A student learning outcome is:
Student learning outcomes are statements that specify what students will know, be able to do, or value when they complete a program. Each student learning outcome is directly drawn from the programs learning goals.
A student learning outcome consists of three elements:
- An opening phrase to indicate who will demonstrate the learning.
- Typical opening phrases include “students will” or “graduates of the program will.” These phrases can also be customized to your program, e.g., “Chemistry majors will” or “Graduates of the Management Program will.”
- An action word that clearly describes the behavior to be observed.
- The action word indicates whether the student is expected to know, do, or value something. For example, “list” or “recite” are action words that indicate knowledge.
- A learning statement that specifies the learning that will be demonstrated.
- This statement indicates what the student should know, be able to do, or value. For example, knowledge of specific facts or valuing of diverse perspectives.
A well-written student learning outcome should:
- Be jargon-free and use clear language. Your outcomes will be read by a number of audiences, including current students, incoming students, prospective students, parents, and potential employers of your graduates. Write your outcomes in language that will allow your audience to understand what students in your program learn.
- Contain only one learning statement. Assessment will be more effective and manageable if each student learning outcome focuses on one element of learning.
- Be appropriate, realistic, and attainable. Students should realistically be able to achieve the learning outcome by completing your program. In addition, the type of learning expressed in the outcome should be appropriate to the student’s level (i.e., undergraduate major, undergraduate minor, graduate student).
A student learning outcome is NOT:
Just as it is important to understand what a student learning outcome consists of, it is also important to be able to recognize the elements that should not be included in a learning outcome. Each of the items listed below are important considerations in designing a program and planning your pedagogy, but they are not learning outcomes because they do not specify what the student will know, be able to do, or value by the time they complete the program.
A student learning outcome does NOT include:
- What you will offer the student
- The process a student will go through to learn
- Student satisfaction with the program
Examples of statements that are NOT student learning outcomes:

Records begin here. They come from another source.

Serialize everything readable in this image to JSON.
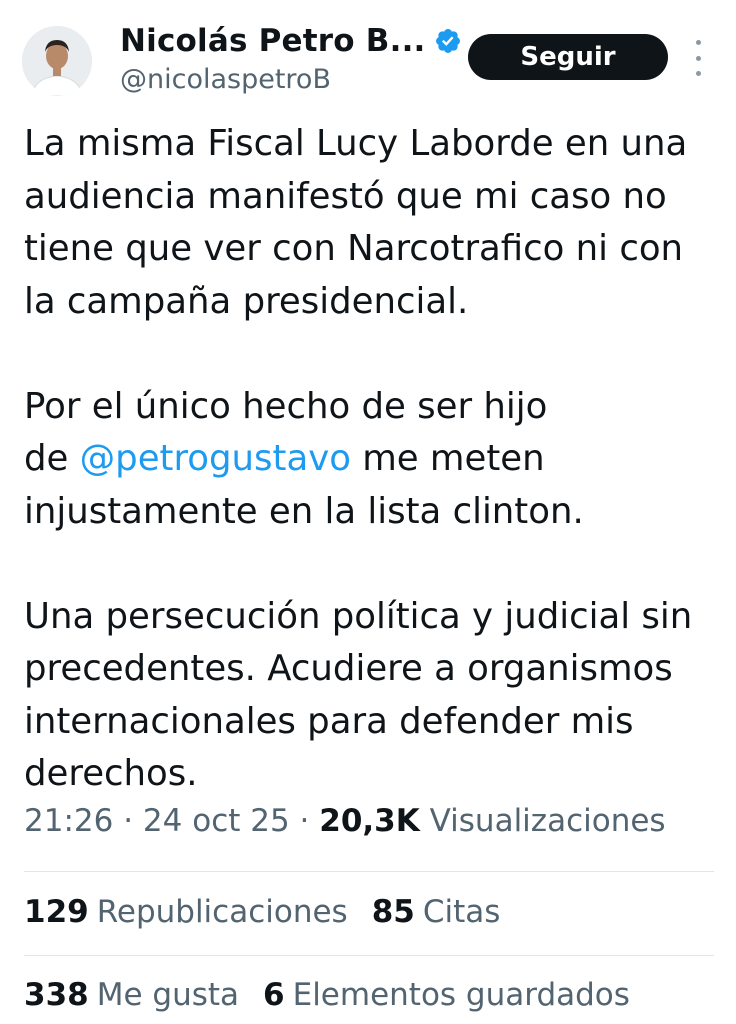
{
  "author": {
    "display_name": "Nicolás Petro B...",
    "handle": "@nicolaspetroB",
    "verified_icon": "verified-badge-icon",
    "avatar_icon": "avatar-photo"
  },
  "follow_button": {
    "label": "Seguir"
  },
  "more_button": {
    "icon": "more-vertical-icon"
  },
  "tweet": {
    "paragraph1": "La misma Fiscal Lucy Laborde en una audiencia manifestó que mi caso no tiene que ver con Narcotrafico ni con la campaña presidencial.",
    "paragraph2_before": "Por el único hecho de ser hijo\nde ",
    "mention": "@petrogustavo",
    "paragraph2_after": " me meten injustamente en la lista clinton.",
    "paragraph3": "Una persecución política y judicial sin precedentes. Acudiere a organismos internacionales para defender mis derechos."
  },
  "meta": {
    "time": "21:26",
    "date": "24 oct 25",
    "views_count": "20,3K",
    "views_label": "Visualizaciones",
    "separator": "·"
  },
  "stats": {
    "reposts_count": "129",
    "reposts_label": "Republicaciones",
    "quotes_count": "85",
    "quotes_label": "Citas",
    "likes_count": "338",
    "likes_label": "Me gusta",
    "bookmarks_count": "6",
    "bookmarks_label": "Elementos guardados"
  },
  "colors": {
    "accent": "#1d9bf0",
    "text": "#0f1419",
    "secondary": "#536471"
  }
}
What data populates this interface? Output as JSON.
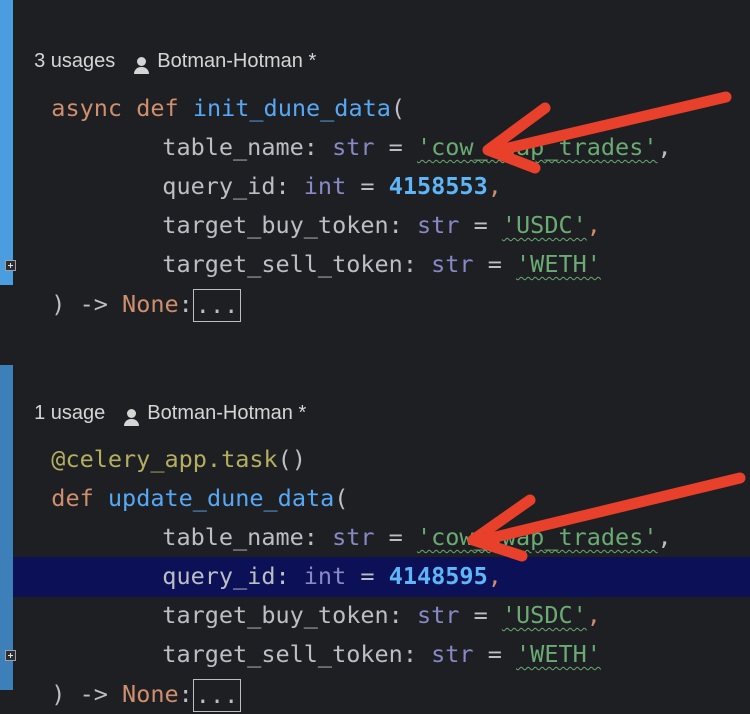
{
  "block1": {
    "hint_usages": "3 usages",
    "hint_author": "Botman-Hotman *",
    "kw_async": "async",
    "kw_def": "def",
    "fn_name": "init_dune_data",
    "open_paren": "(",
    "p1_name": "table_name",
    "p1_type": "str",
    "p1_value": "'cow_swap_trades'",
    "p2_name": "query_id",
    "p2_type": "int",
    "p2_value": "4158553",
    "p3_name": "target_buy_token",
    "p3_type": "str",
    "p3_value": "'USDC'",
    "p4_name": "target_sell_token",
    "p4_type": "str",
    "p4_value": "'WETH'",
    "close": ") -> ",
    "ret": "None",
    "colon": ":",
    "ellipsis": "..."
  },
  "block2": {
    "hint_usages": "1 usage",
    "hint_author": "Botman-Hotman *",
    "decorator": "@celery_app.task",
    "decorator_parens": "()",
    "kw_def": "def",
    "fn_name": "update_dune_data",
    "open_paren": "(",
    "p1_name": "table_name",
    "p1_type": "str",
    "p1_value": "'cow_swap_trades'",
    "p2_name": "query_id",
    "p2_type": "int",
    "p2_value": "4148595",
    "p3_name": "target_buy_token",
    "p3_type": "str",
    "p3_value": "'USDC'",
    "p4_name": "target_sell_token",
    "p4_type": "str",
    "p4_value": "'WETH'",
    "close": ") -> ",
    "ret": "None",
    "colon": ":",
    "ellipsis": "..."
  },
  "syntax": {
    "colon_sep": ": ",
    "equals": " = ",
    "comma": ","
  },
  "colors": {
    "background": "#1e1f22",
    "gutter_modified": "#4a9ee0",
    "current_line": "#0c1157",
    "keyword": "#cf8e6d",
    "function": "#56a8f5",
    "string": "#6aab73",
    "number": "#5eb5f7",
    "type": "#8888c6",
    "annotation_arrow": "#e8402a"
  },
  "icons": {
    "author": "person-icon",
    "fold": "fold-expand-icon",
    "arrow": "red-annotation-arrow"
  }
}
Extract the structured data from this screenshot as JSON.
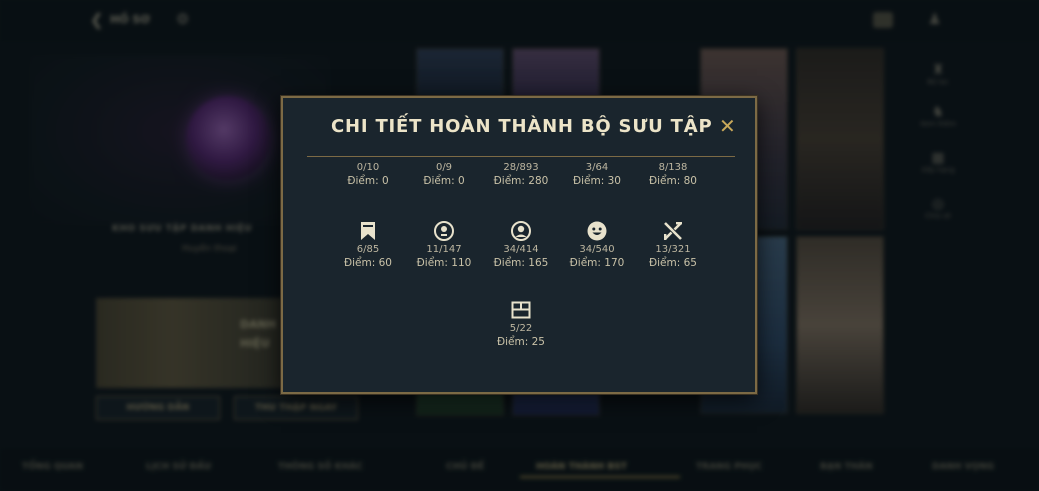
{
  "background": {
    "back_label": "HỒ SƠ",
    "hero_title": "KHO SƯU TẬP DANH HIỆU",
    "hero_subtitle": "Huyền thoại",
    "banner_line1": "DANH",
    "banner_line2": "HIỆU",
    "buttons": [
      "HƯỚNG DẪN",
      "THU THẬP NGAY"
    ],
    "side_items": [
      "Bộ lọc",
      "Xem thêm",
      "Xếp hạng",
      "Chia sẻ"
    ],
    "tabs": [
      "TỔNG QUAN",
      "LỊCH SỬ ĐẤU",
      "THÔNG SỐ KHÁC",
      "CHỦ ĐỀ",
      "HOÀN THÀNH BST",
      "TRANG PHỤC",
      "BẠN THÂN",
      "DANH VỌNG"
    ],
    "active_tab_index": 4
  },
  "modal": {
    "title": "CHI TIẾT HOÀN THÀNH BỘ SƯU TẬP",
    "close_icon": "close-icon",
    "stats": [
      {
        "icon": "",
        "count": "0/10",
        "points": "Điểm: 0"
      },
      {
        "icon": "",
        "count": "0/9",
        "points": "Điểm: 0"
      },
      {
        "icon": "",
        "count": "28/893",
        "points": "Điểm: 280"
      },
      {
        "icon": "",
        "count": "3/64",
        "points": "Điểm: 30"
      },
      {
        "icon": "",
        "count": "8/138",
        "points": "Điểm: 80"
      },
      {
        "icon": "bookmark-icon",
        "count": "6/85",
        "points": "Điểm: 60"
      },
      {
        "icon": "face-circle-icon",
        "count": "11/147",
        "points": "Điểm: 110"
      },
      {
        "icon": "avatar-frame-icon",
        "count": "34/414",
        "points": "Điểm: 165"
      },
      {
        "icon": "emote-icon",
        "count": "34/540",
        "points": "Điểm: 170"
      },
      {
        "icon": "crossed-swords-icon",
        "count": "13/321",
        "points": "Điểm: 65"
      },
      {
        "icon": "board-layout-icon",
        "count": "5/22",
        "points": "Điểm: 25"
      }
    ]
  },
  "colors": {
    "accent_gold": "#c9a95a",
    "modal_bg": "#1a252d",
    "modal_border": "#7c6a45",
    "title_text": "#ece4c8"
  }
}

- Students will be given the opportunity to work as a team.
- The program prepares students for graduate study.
- Students will participate in an internship.
- Graduates will be satisfied with their coursework.